WHAT IS NEEDED:
Scan the records below for the string "PROFIL" and return every line where it appears.

DATA TO EXAMINE:
+ + +
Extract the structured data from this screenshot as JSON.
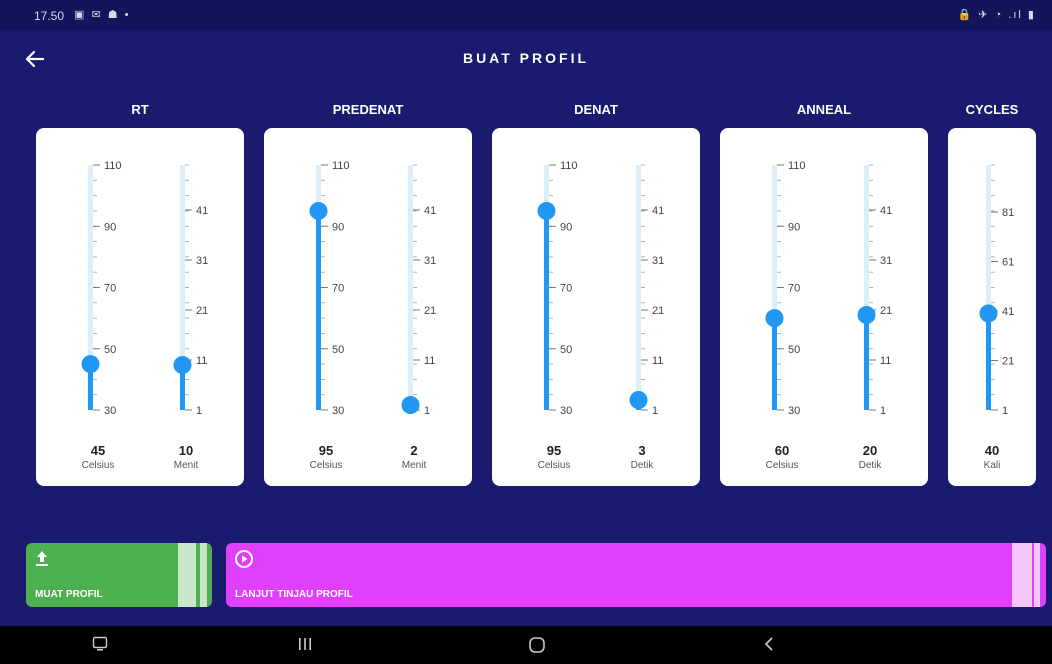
{
  "status_bar": {
    "time": "17.50",
    "left_icons": "▣ ✉ ☗ •",
    "right_icons": "🔒 ✈ ◔ .ıl ▮"
  },
  "header": {
    "title": "BUAT PROFIL"
  },
  "columns": [
    {
      "label": "RT",
      "sliders": [
        {
          "value": "45",
          "unit": "Celsius",
          "ticks": [
            "110",
            "90",
            "70",
            "50",
            "30"
          ],
          "min": 30,
          "max": 110,
          "current": 45
        },
        {
          "value": "10",
          "unit": "Menit",
          "ticks": [
            "41",
            "31",
            "21",
            "11",
            "1"
          ],
          "min": 1,
          "max": 50,
          "current": 10
        }
      ]
    },
    {
      "label": "PREDENAT",
      "sliders": [
        {
          "value": "95",
          "unit": "Celsius",
          "ticks": [
            "110",
            "90",
            "70",
            "50",
            "30"
          ],
          "min": 30,
          "max": 110,
          "current": 95
        },
        {
          "value": "2",
          "unit": "Menit",
          "ticks": [
            "41",
            "31",
            "21",
            "11",
            "1"
          ],
          "min": 1,
          "max": 50,
          "current": 2
        }
      ]
    },
    {
      "label": "DENAT",
      "sliders": [
        {
          "value": "95",
          "unit": "Celsius",
          "ticks": [
            "110",
            "90",
            "70",
            "50",
            "30"
          ],
          "min": 30,
          "max": 110,
          "current": 95
        },
        {
          "value": "3",
          "unit": "Detik",
          "ticks": [
            "41",
            "31",
            "21",
            "11",
            "1"
          ],
          "min": 1,
          "max": 50,
          "current": 3
        }
      ]
    },
    {
      "label": "ANNEAL",
      "sliders": [
        {
          "value": "60",
          "unit": "Celsius",
          "ticks": [
            "110",
            "90",
            "70",
            "50",
            "30"
          ],
          "min": 30,
          "max": 110,
          "current": 60
        },
        {
          "value": "20",
          "unit": "Detik",
          "ticks": [
            "41",
            "31",
            "21",
            "11",
            "1"
          ],
          "min": 1,
          "max": 50,
          "current": 20
        }
      ]
    },
    {
      "label": "CYCLES",
      "sliders": [
        {
          "value": "40",
          "unit": "Kali",
          "ticks": [
            "81",
            "61",
            "41",
            "21",
            "1"
          ],
          "min": 1,
          "max": 100,
          "current": 40
        }
      ]
    }
  ],
  "buttons": {
    "load_label": "MUAT PROFIL",
    "continue_label": "LANJUT TINJAU PROFIL"
  },
  "colors": {
    "background": "#1a1a6e",
    "accent": "#2196f3",
    "green": "#4caf50",
    "magenta": "#e040fb"
  }
}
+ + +
OUTPUT FOR THIS TASK:
    "title": "BUAT PROFIL"
    "load_label": "MUAT PROFIL",
    "continue_label": "LANJUT TINJAU PROFIL"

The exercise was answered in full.